In complex analysis the number of windings can be measured by taking the line integral of a branch of the logarithm along the curve (assuming that it is piecewise differentiable). No matter what the curve, this integral will be an integer multiple of 2 pi and is the total angle that the curve traces around the center of the annulus. This integer is called the winding number of the curve. If I wind around twice then I integrate twice and get twice the winding number. If I wind backwards I get negative the integral and negative the winding number. Two curves are homologous if the integral of the log is the same. A curve is homologous to zero if the integral of the log is zero."

So I guess log is defined in the region R whenever the winding number about a point
not in R is zero. Then the integral dz/z is zero , and so it is independent of path, which
I understand to be equivalent to the log being defined/definable, i.e., that the integral
of dz/z around any curve is zero, and so is independent of path.

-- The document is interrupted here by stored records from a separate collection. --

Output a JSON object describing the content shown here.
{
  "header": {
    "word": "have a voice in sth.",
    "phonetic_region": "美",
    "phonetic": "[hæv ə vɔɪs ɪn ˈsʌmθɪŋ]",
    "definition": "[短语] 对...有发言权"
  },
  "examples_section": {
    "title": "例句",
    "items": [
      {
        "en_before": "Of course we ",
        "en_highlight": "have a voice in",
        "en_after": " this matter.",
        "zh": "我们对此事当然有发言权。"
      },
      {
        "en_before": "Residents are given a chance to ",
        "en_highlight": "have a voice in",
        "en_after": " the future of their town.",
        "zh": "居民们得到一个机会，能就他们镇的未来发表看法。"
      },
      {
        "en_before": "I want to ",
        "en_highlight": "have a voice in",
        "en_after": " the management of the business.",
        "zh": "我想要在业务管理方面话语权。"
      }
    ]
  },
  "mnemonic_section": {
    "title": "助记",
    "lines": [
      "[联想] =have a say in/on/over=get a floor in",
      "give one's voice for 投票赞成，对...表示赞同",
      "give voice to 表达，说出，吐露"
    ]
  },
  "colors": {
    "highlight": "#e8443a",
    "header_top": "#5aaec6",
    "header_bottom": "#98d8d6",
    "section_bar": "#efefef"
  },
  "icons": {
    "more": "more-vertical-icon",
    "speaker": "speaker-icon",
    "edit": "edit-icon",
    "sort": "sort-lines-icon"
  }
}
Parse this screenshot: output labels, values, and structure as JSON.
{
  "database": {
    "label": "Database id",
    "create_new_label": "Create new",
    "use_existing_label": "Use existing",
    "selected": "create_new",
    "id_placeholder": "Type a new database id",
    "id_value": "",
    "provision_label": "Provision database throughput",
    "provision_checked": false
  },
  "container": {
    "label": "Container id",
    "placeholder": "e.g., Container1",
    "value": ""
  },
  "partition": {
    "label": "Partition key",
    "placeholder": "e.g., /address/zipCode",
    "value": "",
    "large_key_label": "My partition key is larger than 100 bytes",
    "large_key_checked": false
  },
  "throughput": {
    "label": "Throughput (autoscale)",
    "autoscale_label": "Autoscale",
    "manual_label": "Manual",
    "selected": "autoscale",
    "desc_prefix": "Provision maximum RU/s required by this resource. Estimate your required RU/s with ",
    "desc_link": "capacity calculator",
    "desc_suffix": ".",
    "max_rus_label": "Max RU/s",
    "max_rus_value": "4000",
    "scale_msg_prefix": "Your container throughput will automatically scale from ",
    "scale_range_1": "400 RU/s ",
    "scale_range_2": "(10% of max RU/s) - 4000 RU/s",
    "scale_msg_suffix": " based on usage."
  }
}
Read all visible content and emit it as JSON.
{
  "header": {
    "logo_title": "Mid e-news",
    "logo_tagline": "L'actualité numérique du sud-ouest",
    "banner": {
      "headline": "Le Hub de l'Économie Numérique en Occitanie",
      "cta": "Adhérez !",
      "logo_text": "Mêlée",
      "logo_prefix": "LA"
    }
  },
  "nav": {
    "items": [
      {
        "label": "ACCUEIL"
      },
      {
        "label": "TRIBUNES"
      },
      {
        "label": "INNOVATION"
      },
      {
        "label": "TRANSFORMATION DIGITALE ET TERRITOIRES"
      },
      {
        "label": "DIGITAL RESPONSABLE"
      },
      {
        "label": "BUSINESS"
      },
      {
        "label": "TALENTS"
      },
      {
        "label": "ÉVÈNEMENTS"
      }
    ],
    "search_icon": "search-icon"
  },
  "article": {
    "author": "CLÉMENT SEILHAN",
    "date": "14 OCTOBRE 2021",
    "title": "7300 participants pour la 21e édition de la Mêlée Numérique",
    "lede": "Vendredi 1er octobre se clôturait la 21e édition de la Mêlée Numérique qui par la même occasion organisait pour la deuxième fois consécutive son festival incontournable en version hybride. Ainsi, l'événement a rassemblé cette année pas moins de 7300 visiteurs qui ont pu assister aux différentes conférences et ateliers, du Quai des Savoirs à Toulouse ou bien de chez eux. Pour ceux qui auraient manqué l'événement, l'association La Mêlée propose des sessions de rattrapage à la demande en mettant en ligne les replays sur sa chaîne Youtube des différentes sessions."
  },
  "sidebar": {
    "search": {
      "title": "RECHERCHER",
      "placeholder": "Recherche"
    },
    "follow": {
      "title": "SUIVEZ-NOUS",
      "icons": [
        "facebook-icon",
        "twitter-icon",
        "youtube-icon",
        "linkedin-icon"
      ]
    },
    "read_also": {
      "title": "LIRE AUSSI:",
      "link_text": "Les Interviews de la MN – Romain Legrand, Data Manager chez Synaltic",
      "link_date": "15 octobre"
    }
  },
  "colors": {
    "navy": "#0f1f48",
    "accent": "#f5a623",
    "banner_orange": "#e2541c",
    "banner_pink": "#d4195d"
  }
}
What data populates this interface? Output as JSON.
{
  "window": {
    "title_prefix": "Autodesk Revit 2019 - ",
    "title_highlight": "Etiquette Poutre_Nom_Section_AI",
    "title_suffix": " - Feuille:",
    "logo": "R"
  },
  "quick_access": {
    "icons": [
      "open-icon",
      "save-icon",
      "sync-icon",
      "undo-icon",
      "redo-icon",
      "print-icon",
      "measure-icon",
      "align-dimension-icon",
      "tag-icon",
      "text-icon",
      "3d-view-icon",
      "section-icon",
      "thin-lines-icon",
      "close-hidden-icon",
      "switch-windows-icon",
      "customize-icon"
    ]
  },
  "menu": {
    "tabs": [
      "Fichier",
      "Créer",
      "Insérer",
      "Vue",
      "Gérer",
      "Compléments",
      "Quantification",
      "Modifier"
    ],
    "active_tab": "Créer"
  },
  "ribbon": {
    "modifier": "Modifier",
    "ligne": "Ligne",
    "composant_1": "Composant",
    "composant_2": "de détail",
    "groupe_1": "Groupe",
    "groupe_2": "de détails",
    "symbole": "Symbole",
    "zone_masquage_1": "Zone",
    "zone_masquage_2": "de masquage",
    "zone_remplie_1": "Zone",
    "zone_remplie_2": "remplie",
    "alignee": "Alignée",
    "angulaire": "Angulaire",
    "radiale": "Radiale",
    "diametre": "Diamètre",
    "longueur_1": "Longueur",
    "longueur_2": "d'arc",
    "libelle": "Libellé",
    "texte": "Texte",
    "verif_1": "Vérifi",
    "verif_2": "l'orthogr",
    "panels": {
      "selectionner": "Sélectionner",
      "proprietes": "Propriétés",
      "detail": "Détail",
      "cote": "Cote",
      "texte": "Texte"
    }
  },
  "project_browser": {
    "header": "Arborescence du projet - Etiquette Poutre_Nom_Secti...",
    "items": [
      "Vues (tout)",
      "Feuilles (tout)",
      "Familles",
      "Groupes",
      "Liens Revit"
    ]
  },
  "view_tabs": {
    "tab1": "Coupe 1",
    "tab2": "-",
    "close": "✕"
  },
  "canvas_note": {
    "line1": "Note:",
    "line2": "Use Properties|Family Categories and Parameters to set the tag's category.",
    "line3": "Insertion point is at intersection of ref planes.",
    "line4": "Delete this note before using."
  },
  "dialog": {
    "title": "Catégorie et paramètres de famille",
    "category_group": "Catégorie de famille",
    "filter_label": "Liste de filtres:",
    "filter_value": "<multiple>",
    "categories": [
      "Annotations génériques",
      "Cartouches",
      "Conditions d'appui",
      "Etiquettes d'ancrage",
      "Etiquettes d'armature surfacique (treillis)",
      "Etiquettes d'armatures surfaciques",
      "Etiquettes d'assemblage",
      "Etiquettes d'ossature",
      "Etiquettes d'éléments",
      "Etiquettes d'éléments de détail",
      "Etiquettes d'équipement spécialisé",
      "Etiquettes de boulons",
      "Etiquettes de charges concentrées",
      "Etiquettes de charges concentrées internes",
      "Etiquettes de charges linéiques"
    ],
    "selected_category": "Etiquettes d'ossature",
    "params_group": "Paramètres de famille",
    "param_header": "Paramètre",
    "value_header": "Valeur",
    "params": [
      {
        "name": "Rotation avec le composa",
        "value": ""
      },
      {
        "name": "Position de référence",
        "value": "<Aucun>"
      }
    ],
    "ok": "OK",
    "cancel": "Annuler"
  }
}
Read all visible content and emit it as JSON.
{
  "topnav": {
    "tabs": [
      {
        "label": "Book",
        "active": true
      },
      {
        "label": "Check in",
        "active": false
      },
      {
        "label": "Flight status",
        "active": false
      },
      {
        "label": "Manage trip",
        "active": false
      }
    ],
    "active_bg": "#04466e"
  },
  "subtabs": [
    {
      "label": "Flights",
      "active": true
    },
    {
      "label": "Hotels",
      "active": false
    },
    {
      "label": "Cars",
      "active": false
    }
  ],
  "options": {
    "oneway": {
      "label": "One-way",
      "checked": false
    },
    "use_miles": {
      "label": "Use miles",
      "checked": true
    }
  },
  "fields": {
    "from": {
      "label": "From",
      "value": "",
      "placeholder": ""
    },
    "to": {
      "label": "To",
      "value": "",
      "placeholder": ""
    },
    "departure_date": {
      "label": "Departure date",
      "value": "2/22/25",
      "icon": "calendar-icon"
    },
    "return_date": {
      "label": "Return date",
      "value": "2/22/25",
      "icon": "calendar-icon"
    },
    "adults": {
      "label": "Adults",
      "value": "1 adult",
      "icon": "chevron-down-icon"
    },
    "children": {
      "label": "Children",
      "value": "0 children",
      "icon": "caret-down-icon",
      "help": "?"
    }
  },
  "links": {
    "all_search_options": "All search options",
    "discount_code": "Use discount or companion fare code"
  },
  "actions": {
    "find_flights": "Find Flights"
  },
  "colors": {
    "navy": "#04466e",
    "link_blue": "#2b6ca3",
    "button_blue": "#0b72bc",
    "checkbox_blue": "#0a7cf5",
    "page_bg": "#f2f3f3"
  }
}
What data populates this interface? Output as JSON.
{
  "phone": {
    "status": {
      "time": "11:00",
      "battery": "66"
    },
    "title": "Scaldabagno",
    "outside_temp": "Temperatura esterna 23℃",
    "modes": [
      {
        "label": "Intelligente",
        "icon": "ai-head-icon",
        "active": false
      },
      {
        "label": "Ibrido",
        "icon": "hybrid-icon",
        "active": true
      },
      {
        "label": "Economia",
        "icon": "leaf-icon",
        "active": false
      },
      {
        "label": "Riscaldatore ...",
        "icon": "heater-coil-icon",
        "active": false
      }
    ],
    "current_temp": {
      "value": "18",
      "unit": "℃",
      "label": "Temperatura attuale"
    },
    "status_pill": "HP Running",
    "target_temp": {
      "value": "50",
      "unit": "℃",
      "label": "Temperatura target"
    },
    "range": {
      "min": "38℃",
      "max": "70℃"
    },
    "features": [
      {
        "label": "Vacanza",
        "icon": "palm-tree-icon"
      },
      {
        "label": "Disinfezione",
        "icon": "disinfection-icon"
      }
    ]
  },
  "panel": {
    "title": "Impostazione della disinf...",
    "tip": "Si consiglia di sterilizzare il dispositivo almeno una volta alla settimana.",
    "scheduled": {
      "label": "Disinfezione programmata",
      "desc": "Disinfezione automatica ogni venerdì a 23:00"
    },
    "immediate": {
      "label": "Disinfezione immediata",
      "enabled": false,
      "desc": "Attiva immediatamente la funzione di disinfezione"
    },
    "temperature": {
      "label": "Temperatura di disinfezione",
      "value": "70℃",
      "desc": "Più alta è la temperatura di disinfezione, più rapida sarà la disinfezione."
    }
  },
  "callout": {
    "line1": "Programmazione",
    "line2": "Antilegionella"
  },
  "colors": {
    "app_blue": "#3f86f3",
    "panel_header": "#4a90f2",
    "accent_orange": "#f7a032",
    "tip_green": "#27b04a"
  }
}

Wofsy Wrote:

"I believe that the idea of homology began with this example because people realized that line integrals of holomorphic functions depend only on the homology of the curve and not on the specific path that it traverses. A function that is holomorphic in some region of the plane (possibly with many holes in it) will have integrals that depend only on the number of times that the curve winds around the holes. This winding count is the homology class of the curve."

But there seems to be an issue of homotopy here too, right?. If curves C_1, C_2 contained
in R have the same winding number about points in C-R , and (it follows that )C_1 and C_2 are homotopic, and the homotopy takes place entirely in R (I think this property has the weird name of R being "semilocally simply-connected" ), then, for any f holomorphic in the region we have:

Int_C_1 f(z)dz =Int_C_2 f(z)dz

uniqueness of smooth structures for dimensions less than or equal to 3. Here are
the refs:

i) E. Moise: "Geometric Topology in Dimensions 2 and 3". Springer-Verlag, N.Y, 1977

ii) J. Munkres " Obstructions to the smoothing of piecewise differentiable
homeomorphisms." Annals of Math., 72:521-554 , 1960.

16. Mar 27, 2009

### wofsy

Re: Surface representative of homology class. Sorry for previous

I have to apologise. I mispoke about the log. The winding number is defined by the integral of dz/z-a where a is chosen in the center of the annulus. This integral's value is the difference in the two values of the log as the curve winds on its Riemann surface. dz/z-a is holomorphic in the annulus.

Second. Homotopy and homology are not the same. While it is true that a region of the plane is simply connected iff its first Z homology is zero there are spaces where this is not true. Further, in the plane some regions do not have an abelian fundamental group. In these regions number of times a curve winds around the holes does not determine the homotopy class. It is also the order in which it winds around the holes. In homology the order doesn't matter. Notice that the order doesn't matter for line integrals either.